Installation and Operation:
Typically, installing a big CPU cooler in a small system can be a challenge. My main machine uses a Gigabyte brand micro-ATX motherboard in a Cougar Spike micro-ATX case with an Intel Core i3 3225 processor, a 240GB SSD and 8GB of memory. This isn't the tiniest system, but the thickness of the case has prevented me from using the Noctua NH-U14S, while the NH-U12S does fit... barely. For this review, I recognize that the case side panel may not be going back on during testing as the NH-D15 is taller than the NH-U12S.
The first image shows the CPU socket prepared with the SecuFirm2 mounting system - ready to receive the cooler. There is a backplate that was placed below the motherboard, and the four pre-installed bolts poke through the holes around the CPU socket. You then slide a standoff on to each of the four bolts, and install the brackets that tie a pair of bolts together like a bridge. You can change the installation of the SecuFirm2 brackets so that the cooler is oriented either facing the back of the case or facing the PSU. As shown, it will face the PSU as I was concerned about blocking the PCI Express slot closest to the CPU socket.
The next image shows that the cooler comes pretty close to that first PCI Express slot in this configuration, but it will allow me to use an expansion card (I use integrated graphics, but a PCI Express mounted mSATA SSD in this slot). What you may have noticed different between the first two images above is that the case's exhaust fan had to be removed to make room for the NH-D15. It's a big cooler, but we'll make it fit in here!
In the next pair of images we have the single, centered mounted fan installed.

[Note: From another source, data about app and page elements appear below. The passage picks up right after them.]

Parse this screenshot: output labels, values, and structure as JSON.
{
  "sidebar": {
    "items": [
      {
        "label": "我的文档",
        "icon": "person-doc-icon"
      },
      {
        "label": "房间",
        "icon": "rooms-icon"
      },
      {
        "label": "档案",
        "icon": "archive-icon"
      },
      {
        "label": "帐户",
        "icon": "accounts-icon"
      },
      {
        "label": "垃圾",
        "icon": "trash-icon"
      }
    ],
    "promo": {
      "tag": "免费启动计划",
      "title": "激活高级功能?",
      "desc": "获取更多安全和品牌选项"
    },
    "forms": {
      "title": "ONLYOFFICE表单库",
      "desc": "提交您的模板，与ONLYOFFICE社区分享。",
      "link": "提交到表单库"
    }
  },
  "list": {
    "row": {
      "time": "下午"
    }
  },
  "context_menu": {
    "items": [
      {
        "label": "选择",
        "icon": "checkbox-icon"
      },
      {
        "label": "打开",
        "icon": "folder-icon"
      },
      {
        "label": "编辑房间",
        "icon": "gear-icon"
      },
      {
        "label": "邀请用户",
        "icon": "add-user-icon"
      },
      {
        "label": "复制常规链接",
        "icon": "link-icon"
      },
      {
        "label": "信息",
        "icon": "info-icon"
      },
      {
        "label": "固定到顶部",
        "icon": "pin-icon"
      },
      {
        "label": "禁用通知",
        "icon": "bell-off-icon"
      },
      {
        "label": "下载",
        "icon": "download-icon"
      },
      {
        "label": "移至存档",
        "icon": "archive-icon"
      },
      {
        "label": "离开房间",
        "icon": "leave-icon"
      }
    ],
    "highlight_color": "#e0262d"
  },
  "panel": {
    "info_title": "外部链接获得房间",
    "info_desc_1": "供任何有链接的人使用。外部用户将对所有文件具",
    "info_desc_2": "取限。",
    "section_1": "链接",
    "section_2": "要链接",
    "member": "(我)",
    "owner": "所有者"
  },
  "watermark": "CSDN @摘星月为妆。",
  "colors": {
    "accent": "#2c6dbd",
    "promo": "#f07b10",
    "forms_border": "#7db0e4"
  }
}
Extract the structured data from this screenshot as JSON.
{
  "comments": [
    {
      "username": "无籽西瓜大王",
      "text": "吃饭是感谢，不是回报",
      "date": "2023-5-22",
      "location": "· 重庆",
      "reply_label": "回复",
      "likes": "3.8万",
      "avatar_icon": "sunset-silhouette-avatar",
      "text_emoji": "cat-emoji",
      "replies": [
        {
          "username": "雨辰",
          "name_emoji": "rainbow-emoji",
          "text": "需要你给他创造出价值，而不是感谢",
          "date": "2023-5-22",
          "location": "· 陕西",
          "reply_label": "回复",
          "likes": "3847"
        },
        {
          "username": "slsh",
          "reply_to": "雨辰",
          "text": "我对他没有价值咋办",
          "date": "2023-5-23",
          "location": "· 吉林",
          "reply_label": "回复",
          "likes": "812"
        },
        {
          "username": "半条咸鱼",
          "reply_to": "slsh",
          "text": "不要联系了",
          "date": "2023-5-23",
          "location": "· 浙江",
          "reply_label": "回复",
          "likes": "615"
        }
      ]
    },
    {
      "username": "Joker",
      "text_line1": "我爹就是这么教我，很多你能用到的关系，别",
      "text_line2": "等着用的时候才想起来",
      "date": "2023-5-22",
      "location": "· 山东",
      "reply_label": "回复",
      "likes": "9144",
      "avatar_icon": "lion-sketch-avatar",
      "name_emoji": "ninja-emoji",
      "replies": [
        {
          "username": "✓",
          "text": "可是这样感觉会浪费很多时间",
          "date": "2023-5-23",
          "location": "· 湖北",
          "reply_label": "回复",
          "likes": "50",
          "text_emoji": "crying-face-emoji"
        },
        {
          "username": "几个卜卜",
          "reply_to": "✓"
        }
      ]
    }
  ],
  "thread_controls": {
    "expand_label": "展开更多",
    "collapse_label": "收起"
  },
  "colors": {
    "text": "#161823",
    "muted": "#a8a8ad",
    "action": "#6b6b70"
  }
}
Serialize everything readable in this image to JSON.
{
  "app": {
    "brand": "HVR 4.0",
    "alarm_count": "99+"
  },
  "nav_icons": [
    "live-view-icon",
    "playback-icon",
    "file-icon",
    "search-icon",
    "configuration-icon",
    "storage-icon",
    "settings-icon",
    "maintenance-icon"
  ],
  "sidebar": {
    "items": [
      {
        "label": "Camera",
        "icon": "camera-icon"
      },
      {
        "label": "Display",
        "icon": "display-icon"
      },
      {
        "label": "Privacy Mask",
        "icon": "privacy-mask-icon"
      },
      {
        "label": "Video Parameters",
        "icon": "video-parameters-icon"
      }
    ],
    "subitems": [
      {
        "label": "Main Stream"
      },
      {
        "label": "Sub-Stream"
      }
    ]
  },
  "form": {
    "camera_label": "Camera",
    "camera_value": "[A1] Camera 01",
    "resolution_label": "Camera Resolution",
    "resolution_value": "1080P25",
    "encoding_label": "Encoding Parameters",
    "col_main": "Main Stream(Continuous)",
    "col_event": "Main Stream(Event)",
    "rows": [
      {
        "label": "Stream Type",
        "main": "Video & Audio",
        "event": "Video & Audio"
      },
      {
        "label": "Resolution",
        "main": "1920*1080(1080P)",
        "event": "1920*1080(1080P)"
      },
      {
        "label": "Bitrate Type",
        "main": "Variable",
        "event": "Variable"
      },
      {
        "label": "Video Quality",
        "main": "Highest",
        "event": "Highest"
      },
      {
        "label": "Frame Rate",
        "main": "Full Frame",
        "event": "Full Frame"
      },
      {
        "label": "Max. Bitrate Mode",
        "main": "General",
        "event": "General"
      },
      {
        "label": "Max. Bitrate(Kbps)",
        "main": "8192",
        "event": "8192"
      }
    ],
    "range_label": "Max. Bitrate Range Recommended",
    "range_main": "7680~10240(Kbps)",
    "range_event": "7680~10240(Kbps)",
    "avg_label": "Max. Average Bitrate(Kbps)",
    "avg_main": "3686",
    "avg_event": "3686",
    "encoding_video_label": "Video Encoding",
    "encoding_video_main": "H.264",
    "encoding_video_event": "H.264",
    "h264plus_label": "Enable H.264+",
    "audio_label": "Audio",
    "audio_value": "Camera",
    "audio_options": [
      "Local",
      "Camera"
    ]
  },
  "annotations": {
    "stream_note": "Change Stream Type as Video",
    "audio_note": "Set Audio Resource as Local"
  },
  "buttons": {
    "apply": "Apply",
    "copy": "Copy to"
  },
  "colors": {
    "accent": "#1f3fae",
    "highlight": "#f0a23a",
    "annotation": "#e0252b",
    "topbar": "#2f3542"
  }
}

With a second fan installed it would either block the PCI Express slot or be way too tight up against the PSU.
Just to allow the use of the second cooling fan, the SSD was installed in the PCIe x1 slot instead of the PCIe x16 slot during testing. And in the end, the case side panel could not go back on.